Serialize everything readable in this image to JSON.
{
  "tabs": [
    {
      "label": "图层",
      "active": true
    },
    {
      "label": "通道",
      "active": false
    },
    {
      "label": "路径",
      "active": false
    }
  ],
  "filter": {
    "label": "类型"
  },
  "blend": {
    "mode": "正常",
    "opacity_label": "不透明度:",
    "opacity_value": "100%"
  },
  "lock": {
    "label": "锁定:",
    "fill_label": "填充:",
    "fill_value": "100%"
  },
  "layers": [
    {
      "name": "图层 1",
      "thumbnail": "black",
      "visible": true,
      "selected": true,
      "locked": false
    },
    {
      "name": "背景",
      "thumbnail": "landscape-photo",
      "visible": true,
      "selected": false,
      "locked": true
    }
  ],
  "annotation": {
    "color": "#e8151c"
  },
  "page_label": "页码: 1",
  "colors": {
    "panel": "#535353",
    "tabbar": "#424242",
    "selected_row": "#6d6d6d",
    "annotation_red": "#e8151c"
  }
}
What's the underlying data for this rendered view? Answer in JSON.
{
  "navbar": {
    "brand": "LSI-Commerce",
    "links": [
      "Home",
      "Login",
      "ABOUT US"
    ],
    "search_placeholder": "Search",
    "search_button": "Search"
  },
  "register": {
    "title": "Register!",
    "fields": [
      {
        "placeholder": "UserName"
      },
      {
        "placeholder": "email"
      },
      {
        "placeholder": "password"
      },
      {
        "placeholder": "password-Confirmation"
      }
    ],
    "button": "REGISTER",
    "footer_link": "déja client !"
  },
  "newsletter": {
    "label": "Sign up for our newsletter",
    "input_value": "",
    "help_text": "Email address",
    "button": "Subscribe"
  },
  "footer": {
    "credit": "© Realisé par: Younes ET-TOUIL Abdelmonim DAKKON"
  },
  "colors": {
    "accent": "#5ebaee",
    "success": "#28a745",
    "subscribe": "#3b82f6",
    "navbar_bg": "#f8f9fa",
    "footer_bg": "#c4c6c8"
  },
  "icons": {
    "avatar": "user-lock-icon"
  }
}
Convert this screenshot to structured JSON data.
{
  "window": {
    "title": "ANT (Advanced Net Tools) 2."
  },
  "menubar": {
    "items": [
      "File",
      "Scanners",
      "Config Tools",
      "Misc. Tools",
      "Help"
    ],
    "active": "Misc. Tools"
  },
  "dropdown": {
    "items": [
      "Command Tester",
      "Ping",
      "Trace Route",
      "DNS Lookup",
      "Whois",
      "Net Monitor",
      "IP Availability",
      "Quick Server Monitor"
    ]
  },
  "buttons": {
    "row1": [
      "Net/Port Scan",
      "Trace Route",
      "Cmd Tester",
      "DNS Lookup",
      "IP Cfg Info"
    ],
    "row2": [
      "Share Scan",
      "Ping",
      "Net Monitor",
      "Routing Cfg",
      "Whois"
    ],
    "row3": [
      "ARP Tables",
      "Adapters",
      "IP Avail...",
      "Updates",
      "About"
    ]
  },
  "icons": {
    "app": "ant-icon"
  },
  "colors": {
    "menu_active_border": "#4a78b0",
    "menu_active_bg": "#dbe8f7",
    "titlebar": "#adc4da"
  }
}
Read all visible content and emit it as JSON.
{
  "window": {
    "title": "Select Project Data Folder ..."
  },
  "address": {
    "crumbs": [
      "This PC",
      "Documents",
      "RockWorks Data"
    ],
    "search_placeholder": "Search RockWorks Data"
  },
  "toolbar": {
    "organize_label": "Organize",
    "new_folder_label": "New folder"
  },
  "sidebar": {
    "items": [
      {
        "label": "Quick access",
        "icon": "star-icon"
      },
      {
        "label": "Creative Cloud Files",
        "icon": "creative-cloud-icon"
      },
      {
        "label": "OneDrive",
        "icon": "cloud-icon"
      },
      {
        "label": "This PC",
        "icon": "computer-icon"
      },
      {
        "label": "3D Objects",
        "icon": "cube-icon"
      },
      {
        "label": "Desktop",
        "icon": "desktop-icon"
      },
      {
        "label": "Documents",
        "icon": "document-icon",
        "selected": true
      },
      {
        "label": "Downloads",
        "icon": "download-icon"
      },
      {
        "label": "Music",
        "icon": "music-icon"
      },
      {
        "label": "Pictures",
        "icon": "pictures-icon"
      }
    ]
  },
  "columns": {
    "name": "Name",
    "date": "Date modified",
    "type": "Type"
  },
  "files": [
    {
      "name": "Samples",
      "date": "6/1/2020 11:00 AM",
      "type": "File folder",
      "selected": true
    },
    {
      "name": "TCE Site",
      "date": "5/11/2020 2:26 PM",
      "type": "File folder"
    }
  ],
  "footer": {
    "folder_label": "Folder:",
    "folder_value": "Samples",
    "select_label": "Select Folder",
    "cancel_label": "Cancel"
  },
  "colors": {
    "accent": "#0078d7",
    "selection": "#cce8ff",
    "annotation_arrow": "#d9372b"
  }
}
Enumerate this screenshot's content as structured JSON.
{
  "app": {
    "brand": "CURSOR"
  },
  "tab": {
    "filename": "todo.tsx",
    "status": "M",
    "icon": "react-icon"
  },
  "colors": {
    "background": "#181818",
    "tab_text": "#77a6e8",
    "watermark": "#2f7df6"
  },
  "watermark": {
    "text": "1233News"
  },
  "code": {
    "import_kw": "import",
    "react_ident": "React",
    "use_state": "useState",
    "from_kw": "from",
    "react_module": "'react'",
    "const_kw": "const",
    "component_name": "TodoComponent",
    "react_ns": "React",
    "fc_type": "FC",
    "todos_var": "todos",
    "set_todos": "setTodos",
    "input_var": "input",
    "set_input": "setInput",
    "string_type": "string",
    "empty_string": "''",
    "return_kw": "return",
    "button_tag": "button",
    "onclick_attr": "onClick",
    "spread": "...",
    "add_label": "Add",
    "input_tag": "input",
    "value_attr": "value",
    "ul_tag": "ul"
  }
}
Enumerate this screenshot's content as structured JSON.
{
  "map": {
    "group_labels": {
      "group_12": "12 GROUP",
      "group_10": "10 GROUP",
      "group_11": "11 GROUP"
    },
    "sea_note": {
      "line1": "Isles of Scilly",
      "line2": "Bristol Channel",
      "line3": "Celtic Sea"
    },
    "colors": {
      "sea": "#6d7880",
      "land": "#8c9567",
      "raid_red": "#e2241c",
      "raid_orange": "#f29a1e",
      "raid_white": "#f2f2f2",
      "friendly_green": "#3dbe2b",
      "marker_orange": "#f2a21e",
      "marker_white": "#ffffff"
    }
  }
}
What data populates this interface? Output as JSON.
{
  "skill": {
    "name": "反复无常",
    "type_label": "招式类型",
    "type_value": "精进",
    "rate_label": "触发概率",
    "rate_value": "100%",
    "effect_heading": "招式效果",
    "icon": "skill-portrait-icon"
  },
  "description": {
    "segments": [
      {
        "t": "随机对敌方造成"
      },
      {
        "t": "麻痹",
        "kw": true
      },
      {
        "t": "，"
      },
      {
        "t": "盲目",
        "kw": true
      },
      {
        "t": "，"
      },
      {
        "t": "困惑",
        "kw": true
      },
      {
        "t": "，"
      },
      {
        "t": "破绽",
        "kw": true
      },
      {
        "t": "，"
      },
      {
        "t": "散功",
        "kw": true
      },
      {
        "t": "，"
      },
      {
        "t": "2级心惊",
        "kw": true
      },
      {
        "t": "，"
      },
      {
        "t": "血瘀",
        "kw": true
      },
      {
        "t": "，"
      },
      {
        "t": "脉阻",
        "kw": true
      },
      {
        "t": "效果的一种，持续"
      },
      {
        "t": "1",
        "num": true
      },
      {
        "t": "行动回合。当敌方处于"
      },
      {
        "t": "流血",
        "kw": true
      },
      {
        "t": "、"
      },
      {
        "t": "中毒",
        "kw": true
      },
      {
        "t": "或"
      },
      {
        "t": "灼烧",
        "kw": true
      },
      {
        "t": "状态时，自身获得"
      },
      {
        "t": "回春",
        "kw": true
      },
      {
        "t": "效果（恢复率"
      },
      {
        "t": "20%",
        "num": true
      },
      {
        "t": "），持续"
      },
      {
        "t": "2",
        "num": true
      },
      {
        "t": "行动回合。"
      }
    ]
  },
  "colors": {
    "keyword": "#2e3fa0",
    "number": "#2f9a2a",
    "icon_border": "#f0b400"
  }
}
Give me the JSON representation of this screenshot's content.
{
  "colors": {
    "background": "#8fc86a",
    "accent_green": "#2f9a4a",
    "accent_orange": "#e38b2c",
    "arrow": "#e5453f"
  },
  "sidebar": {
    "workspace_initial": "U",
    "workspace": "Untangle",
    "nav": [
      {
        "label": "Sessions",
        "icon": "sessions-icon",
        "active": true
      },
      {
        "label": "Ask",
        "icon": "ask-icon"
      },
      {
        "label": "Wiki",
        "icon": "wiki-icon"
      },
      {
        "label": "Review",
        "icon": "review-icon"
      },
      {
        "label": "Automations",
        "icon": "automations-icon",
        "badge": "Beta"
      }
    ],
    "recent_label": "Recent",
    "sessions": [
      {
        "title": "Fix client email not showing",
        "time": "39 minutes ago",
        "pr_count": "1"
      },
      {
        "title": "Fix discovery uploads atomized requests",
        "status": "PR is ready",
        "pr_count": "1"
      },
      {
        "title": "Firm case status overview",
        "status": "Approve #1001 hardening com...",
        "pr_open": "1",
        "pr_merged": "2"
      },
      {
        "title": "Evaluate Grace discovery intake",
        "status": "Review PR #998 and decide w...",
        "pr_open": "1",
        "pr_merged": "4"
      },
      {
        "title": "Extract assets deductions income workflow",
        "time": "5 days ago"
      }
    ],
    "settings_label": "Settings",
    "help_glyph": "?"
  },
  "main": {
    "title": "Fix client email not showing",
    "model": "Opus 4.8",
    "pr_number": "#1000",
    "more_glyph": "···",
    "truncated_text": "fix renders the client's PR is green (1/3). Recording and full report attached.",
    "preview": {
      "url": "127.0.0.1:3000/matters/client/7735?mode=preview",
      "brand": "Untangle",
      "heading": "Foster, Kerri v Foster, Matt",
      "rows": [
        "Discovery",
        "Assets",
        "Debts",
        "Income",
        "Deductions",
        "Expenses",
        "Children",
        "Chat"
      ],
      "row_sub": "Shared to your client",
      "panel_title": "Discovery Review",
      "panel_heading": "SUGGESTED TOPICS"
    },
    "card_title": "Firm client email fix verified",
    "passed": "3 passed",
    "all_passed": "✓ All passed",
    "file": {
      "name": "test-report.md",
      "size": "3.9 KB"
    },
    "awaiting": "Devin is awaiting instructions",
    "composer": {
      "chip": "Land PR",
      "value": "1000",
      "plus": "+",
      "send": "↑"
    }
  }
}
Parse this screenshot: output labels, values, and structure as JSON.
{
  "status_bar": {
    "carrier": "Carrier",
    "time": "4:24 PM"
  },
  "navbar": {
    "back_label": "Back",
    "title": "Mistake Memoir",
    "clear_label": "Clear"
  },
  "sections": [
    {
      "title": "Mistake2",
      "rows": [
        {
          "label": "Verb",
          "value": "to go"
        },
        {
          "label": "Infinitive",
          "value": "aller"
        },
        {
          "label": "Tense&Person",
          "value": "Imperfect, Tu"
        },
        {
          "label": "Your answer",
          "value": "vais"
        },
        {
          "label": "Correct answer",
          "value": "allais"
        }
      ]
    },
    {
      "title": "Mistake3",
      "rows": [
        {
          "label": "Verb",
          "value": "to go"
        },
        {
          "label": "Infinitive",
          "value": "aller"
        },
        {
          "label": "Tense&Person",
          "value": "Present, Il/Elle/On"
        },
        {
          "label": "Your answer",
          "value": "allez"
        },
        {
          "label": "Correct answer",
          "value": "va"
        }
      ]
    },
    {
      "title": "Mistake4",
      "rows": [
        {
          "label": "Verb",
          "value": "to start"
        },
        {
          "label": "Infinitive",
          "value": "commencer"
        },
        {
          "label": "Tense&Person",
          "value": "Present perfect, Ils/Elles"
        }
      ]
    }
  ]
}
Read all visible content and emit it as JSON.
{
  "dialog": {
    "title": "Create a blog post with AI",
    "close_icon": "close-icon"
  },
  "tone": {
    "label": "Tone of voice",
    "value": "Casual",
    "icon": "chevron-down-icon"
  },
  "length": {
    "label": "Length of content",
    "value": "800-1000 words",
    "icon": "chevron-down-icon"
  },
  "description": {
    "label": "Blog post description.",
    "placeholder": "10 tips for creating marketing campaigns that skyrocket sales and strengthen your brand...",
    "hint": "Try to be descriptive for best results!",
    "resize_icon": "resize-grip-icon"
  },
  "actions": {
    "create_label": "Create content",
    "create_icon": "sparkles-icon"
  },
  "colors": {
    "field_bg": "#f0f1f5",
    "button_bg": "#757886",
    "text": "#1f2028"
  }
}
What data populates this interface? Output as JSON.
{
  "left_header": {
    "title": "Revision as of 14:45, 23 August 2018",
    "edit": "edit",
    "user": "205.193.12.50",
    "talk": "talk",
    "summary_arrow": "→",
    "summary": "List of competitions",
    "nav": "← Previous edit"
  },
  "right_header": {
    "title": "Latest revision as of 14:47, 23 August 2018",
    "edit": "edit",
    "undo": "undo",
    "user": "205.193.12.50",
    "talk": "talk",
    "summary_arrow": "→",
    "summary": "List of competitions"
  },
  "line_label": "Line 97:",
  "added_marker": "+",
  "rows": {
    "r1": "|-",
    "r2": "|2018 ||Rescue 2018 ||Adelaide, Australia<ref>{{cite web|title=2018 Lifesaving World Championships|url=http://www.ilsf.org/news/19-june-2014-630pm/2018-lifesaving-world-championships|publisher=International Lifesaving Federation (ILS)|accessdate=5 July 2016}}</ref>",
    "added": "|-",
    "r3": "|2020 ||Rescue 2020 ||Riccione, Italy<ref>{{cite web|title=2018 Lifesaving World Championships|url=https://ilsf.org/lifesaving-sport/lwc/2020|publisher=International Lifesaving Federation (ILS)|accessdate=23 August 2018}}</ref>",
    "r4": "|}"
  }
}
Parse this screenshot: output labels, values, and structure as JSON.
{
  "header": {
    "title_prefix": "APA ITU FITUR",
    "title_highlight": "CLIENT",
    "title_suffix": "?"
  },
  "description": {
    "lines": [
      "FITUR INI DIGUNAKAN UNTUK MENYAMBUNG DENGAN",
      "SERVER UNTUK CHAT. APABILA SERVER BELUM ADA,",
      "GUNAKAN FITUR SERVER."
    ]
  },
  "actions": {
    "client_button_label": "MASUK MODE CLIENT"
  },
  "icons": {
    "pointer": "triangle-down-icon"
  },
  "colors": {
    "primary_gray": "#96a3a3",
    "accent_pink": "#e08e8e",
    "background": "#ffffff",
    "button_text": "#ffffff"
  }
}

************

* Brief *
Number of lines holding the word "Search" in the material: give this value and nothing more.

* Task output *
3